Student hopes to use math to explain how biological cells function
Students may not appreciate their math education, but systems involving the subject are everywhere.
William Sherman, a mathematics graduate student, notices that security systems, including entering a PIN at an ATM, are based off prime numbers, which can only be divided by one and itself.
“The only people who can decompose (the systems) are the ones who created them, like the banks,” he said.
By understanding this, it can allow people to feel safer about entering a PIN at the bank, Sherman said.
Being a math major has also affected the way the graduate student views issues on a daily basis, particularly when it comes to solving problems.
“The way I approach problems (is mathematical). The key is you try something, then you try something else, and you keep throwing something at the problem and something will eventually work,” Sherman said.

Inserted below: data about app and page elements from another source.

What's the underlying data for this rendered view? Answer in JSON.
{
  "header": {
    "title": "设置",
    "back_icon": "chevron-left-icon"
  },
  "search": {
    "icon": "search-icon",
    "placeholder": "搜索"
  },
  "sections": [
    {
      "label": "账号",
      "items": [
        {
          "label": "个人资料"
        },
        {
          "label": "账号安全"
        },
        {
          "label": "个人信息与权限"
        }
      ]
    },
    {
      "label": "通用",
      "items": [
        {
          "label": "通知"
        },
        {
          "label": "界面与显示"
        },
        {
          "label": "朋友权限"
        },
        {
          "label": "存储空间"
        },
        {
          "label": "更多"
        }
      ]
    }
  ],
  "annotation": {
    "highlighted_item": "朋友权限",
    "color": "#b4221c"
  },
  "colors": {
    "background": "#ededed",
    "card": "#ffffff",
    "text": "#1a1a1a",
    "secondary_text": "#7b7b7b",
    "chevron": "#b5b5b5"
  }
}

“Another problem comes along and I don’t get overwhelmed. I take an analytical approach: take a step back, look at the problem, establish the situation and then decide what I can change to make things easier,” he said.
In addition to being a graduate student, Sherman is a teacher’s aid in a class called mathematical ideas, where students learn philosophies in math.
“It’s hopefully linking ideas in mathematics to different majors,” he said. “There are certain ideas that math teaches that every student should know, such as analytical thinking and comprehension.”
Sherman is also trying to teach his students and the biology department that math matters. He is conducting his own research with mathematics professor Ramin Vakilian to explain how cells work with equations.
They take biological (cells) and model them mathematically, and are currently looking for someone in the biology department who can help them test out their models.
“A lot of people focus on mathematics in business, or economics (and take that to) the stock market. Then a lot of people go into mathematics and engineering or physics. Those go hand in hand,” he said. “But the problem is there are not a lot of departments in the U.S. that even offer a major in mathematical biology.”
He has been told that he is attempting to do the impossible because cell systems are too complex to use simple math.
“There is a prevailing perception in the biology department that this can’t be done, but the problem is they don’t know the type of math that we are doing and we don’t know all the biology that they are doing, so there has to be a collaboration,” Sherman said.
The graduate student’s main passion is research, and he said he spends much time searching for research relevant to his theories. He also has four other projects he has been working on intermittently for the last two years.
“At least one point during the day, I think about something mathematical. There is always some kind of problem that I am trying to figure out,” Sherman said. “Usually I will be in a mood to do my research and I’ll spend four hours doing it.”
When he is not researching and doing course work, he likes to watch television and movies, but he will never be found reading a book.
“I don’t read books. I do research on articles and do solutions in the back of old math textbooks, but to me, that’s not reading,” Sherman said.